The idea that marketing is a conversation between a company and an industry ecosphere is not particularly new. The Cluetrain Manifesto (full text of the book is here) articulated the idea in 2000. Much of the substance of Web 2.0 ideas and techniques are directly related to the idea that markets are conversations. In theory, this is increasingly possible with social media.
When you look at the vast majority of the material that flows from the marketing departments of our industry, you have to wonder if this idea ever penetrated our world. Loud shouting and ridiculous claims drown out any possibility of nuanced conversation. The air is littered with so many “bests” and “biggests” that there’s little room for discussions of effectiveness and quality. It is completely impossible to tell the difference between one vendor’s claims and the next.
One has a conversation with the idea that the other people involved are peers. Sadly, the boorish behavior of most vendors (and make no mistake, third party recruiters are vendors) features arrogance as a substitute for substance. Shouting is passed off as conversation. Broadcasting is called collaboration. The customers know and the vendors can’t tell.
Having conversations that are substantial and nuanced requires an element of trust. It also requires that the participants be prepared, readily admit ignorance and learn in public. In order for a conversation to take place in a market, there needs to be room for experimentation. In order for there to be conversation, listening has to be practiced.
The other part of a good conversation is being prepared. Marketing is hard work. Someone who tells you about size and rank hasn’t paid enough attention to their product development. If the marketing is not well executed, you hear repetitive nonsense. If the job is done well, you can tell the differences between one company and the other.
So, how many companies can you distinguish in the space? It’s not a battle of broadcast themes of technical functionality. I’d love to get a list of the companies who stand out. It’s probably not the winners of this year’s shoot out or the best place to work in East Poughkeepsie.
Companies already differentiate themselves from one another on the basis of brand. It just isn’t quantified quite yet.
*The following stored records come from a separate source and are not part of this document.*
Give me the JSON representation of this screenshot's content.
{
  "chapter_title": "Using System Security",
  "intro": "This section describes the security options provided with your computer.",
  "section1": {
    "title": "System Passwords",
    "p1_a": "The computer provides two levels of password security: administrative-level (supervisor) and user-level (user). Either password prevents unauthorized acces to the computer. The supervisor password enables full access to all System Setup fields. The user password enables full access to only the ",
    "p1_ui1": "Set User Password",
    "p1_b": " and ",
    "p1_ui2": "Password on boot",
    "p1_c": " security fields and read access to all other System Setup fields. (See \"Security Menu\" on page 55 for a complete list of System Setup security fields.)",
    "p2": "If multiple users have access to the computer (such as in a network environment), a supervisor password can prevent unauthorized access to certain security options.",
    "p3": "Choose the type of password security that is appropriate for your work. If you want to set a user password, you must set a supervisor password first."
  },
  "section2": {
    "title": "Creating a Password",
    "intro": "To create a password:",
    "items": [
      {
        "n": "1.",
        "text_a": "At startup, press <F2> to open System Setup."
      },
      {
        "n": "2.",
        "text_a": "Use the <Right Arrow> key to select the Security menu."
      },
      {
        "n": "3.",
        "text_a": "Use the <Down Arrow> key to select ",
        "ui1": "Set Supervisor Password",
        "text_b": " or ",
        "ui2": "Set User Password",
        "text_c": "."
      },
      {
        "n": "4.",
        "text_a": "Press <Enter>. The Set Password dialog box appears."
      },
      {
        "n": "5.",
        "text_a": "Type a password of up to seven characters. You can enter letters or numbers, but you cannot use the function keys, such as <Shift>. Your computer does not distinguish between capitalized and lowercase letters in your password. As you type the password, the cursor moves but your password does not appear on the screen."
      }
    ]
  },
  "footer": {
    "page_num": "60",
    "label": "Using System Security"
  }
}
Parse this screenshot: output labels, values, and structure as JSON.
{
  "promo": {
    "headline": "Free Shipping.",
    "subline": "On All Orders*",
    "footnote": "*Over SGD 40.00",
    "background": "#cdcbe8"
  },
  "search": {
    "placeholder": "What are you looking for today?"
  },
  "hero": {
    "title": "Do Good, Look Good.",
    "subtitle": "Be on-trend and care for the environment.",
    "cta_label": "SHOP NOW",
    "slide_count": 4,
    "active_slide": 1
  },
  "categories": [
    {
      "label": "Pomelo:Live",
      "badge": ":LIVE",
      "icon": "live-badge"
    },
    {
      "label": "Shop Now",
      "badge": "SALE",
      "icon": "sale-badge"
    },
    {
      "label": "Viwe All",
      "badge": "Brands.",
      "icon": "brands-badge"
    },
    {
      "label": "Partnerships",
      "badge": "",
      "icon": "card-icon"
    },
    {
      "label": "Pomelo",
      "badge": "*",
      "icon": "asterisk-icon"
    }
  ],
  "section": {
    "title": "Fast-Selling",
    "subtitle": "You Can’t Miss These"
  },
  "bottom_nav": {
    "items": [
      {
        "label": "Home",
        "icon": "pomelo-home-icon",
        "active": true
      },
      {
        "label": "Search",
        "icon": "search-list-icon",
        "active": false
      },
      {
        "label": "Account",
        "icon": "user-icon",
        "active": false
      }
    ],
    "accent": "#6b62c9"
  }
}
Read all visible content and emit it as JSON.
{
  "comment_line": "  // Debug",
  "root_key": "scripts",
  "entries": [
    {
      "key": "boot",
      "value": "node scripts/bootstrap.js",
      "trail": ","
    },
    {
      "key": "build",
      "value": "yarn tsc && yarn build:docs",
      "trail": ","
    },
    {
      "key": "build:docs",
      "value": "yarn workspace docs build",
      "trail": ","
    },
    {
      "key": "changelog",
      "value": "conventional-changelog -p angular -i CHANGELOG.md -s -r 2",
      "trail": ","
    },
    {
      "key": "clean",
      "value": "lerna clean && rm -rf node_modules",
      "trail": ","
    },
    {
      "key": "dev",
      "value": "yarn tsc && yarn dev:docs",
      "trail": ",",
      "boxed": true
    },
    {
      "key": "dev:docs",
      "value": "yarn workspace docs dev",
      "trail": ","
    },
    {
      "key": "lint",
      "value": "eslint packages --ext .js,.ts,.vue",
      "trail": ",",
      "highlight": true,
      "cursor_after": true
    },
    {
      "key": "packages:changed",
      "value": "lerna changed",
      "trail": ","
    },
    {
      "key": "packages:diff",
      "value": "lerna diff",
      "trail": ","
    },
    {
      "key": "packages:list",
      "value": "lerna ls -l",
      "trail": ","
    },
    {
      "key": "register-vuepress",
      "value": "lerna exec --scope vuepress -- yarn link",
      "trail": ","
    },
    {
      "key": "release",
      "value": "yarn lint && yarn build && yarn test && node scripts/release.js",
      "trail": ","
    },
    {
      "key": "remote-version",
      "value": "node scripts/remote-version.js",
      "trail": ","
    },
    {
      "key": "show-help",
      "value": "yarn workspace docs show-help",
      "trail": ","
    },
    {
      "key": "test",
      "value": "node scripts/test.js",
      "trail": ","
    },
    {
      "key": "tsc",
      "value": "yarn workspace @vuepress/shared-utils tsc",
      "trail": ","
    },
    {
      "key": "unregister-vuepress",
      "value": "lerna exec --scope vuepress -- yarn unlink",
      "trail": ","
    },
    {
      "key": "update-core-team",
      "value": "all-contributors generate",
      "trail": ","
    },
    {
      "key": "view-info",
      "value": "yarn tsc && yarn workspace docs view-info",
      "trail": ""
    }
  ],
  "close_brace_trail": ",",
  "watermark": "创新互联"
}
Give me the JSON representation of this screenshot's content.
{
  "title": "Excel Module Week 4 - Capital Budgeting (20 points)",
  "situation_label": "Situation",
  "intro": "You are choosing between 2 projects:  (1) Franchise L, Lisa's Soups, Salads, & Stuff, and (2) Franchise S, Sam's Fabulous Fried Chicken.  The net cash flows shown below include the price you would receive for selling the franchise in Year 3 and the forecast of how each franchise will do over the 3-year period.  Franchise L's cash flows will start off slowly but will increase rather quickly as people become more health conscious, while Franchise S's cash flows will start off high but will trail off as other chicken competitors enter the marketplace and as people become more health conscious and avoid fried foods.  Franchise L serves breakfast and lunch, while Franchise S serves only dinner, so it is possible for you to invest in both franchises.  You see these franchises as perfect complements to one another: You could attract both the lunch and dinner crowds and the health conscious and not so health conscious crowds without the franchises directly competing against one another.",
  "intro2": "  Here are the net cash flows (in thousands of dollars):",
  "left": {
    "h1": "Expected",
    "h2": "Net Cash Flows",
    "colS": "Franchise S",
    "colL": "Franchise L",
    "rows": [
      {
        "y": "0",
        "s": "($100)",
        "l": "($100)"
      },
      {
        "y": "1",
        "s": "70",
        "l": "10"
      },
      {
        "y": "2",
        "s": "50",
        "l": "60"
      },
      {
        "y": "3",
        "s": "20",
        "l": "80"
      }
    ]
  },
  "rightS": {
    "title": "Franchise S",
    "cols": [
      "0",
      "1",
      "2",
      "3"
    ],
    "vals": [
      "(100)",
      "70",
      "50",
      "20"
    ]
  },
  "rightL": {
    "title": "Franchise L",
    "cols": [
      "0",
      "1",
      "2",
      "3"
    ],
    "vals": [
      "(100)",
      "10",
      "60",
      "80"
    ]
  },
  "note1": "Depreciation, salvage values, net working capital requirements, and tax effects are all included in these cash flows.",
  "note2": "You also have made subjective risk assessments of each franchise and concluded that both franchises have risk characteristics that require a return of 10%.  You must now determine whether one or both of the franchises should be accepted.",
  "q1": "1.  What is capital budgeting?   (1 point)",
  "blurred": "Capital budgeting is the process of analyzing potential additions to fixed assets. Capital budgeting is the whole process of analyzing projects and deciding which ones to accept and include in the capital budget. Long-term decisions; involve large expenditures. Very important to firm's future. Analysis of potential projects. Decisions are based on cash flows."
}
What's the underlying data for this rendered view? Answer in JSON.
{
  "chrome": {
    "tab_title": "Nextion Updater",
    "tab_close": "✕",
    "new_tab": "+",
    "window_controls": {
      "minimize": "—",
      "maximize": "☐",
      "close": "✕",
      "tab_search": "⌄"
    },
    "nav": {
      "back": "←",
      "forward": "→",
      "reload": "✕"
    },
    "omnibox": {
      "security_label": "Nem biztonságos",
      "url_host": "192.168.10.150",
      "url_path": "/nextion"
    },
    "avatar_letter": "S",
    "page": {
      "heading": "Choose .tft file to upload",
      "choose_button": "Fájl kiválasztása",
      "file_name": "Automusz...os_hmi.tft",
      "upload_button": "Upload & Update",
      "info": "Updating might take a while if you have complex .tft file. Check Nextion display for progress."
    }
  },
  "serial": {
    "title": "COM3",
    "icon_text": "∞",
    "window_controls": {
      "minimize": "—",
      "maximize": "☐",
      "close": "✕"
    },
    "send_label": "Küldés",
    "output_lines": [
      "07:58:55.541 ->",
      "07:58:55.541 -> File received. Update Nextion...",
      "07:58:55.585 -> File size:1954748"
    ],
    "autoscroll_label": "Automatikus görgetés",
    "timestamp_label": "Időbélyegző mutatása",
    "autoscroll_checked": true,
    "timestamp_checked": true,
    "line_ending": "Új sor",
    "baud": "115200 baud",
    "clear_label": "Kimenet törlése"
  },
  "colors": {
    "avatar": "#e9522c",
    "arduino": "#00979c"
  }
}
The market knows (because customers talk to each other) which companies lie and which tell the truth, which operations are fluid and flexible and which are tight and overbearing. The market knows who keeps their promises and who doesn’t. The market knows who is an innovator and who isn’t.
Now that the economy is picking up, expect the marketing floodgates to come crashing open. As the volume increases, expect the sameness of the story to be the most noticeable feature. The winners will be the ones whose name you can remember. The winners will be talking to customers and developing reputations for making their customers successful.